Through lab tests and years of field testing, weve found that silica-gel vent filters reduce tank corrosion and improve gasoline stability. But is the same true for diesel fuel and tanks? Thats what this test sought to find out. Testers put two silica-gel diesel tank vent filters through their paces: Pindell Engineerings AVD2 (for tanks up to 60 gallons) and AVD3 (for tanks up to 200 gallons). The results were compared to setups with a free vent and those with a sealed tank.
I am the new owner of a 1979 Tayana Vancouver 42 with a Volvo D2-55B diesel engine installed in 2004. Fuel is held in two 80-gallon fiberglass tanks and filtered via a Racor 500 utilizing No. 2010 filters. I use 2-micron filters and Biobor JF Anti-Fungal additive. Despite fuel scrubbings, I continue to have to change primary fuel filters with each fueling. I have been told that I don't need as fine a filter as the 2-micron, but I don't want to risk increased maintenance of the diesel.
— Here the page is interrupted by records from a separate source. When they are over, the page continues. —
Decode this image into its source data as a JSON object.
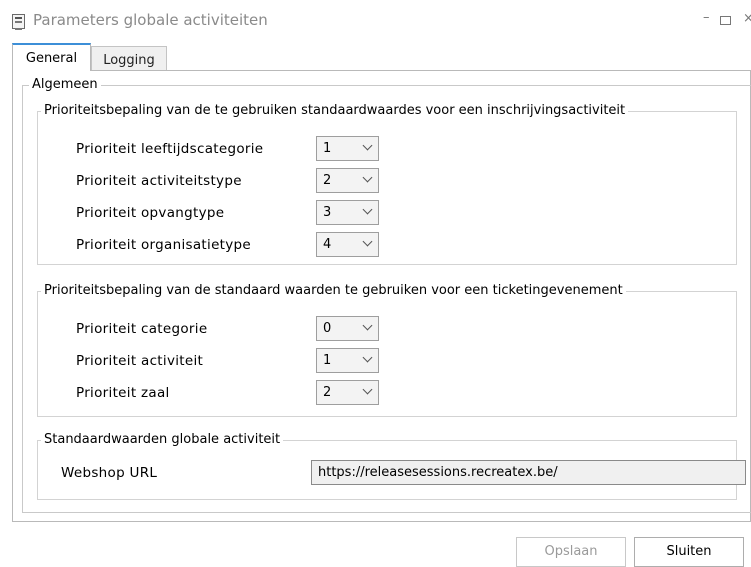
{
  "window": {
    "title": "Parameters globale activiteiten",
    "icon": "app-window-icon",
    "controls": {
      "minimize": "–",
      "maximize": "□",
      "close": "×"
    }
  },
  "tabs": [
    {
      "label": "General",
      "active": true
    },
    {
      "label": "Logging",
      "active": false
    }
  ],
  "general": {
    "group_title": "Algemeen",
    "inschrijving": {
      "title": "Prioriteitsbepaling van de te gebruiken standaardwaardes voor een inschrijvingsactiviteit",
      "rows": [
        {
          "label": "Prioriteit leeftijdscategorie",
          "value": "1"
        },
        {
          "label": "Prioriteit activiteitstype",
          "value": "2"
        },
        {
          "label": "Prioriteit opvangtype",
          "value": "3"
        },
        {
          "label": "Prioriteit organisatietype",
          "value": "4"
        }
      ]
    },
    "ticketing": {
      "title": "Prioriteitsbepaling van de standaard waarden te gebruiken voor een ticketingevenement",
      "rows": [
        {
          "label": "Prioriteit categorie",
          "value": "0"
        },
        {
          "label": "Prioriteit activiteit",
          "value": "1"
        },
        {
          "label": "Prioriteit zaal",
          "value": "2"
        }
      ]
    },
    "standaard": {
      "title": "Standaardwaarden globale activiteit",
      "webshop_label": "Webshop URL",
      "webshop_value": "https://releasesessions.recreatex.be/"
    }
  },
  "buttons": {
    "save": "Opslaan",
    "close": "Sluiten"
  }
}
What do you recommend?
In July 1990 we bought a 1975 C & C 33 to function as a test platform for Practical Sailor. We chose it above others for several reasons: The design seemed typical of many modern sailboats, with a fin keel and spade rudder and moderate displacement; C & C had a good reputation; and the price was right.
It's powerful, quiet, renewable, and sometimes even free. It doesn't pollute. How severe are the drawbacks? That depends on several of your thresholds.
Last year, we ran a review of a Union 36, and the opening photo of the boat featured a unique folding ladder that I hadnt seen before. The ladder, instead of hanging vertically, folded out at a comfortable angle in a way that seemed-at least in the photo-pretty practical for routine boarding. One problem: the maker-the American Ladder Corp., based in Ft. Lauderdale, Fla., appears to be out of business.